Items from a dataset

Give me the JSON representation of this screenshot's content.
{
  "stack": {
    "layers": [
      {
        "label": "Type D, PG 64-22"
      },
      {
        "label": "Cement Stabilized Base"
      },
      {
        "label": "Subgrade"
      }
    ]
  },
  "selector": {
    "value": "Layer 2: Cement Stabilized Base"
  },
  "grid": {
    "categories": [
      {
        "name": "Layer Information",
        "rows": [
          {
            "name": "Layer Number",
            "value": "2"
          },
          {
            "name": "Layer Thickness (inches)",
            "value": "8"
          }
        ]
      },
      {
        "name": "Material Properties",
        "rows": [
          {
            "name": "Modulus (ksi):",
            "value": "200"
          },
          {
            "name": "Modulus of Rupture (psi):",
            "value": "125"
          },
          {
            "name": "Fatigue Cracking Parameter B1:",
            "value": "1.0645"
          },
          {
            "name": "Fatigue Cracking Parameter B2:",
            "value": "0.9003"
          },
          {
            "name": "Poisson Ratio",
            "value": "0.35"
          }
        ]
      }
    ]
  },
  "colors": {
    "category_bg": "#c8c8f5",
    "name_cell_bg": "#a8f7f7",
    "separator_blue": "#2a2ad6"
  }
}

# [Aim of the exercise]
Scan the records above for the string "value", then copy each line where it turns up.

# [Exercise solution]
    "value": "Layer 2: Cement Stabilized Base"
            "value": "2"
            "value": "8"
            "value": "200"
            "value": "125"
            "value": "1.0645"
            "value": "0.9003"
            "value": "0.35"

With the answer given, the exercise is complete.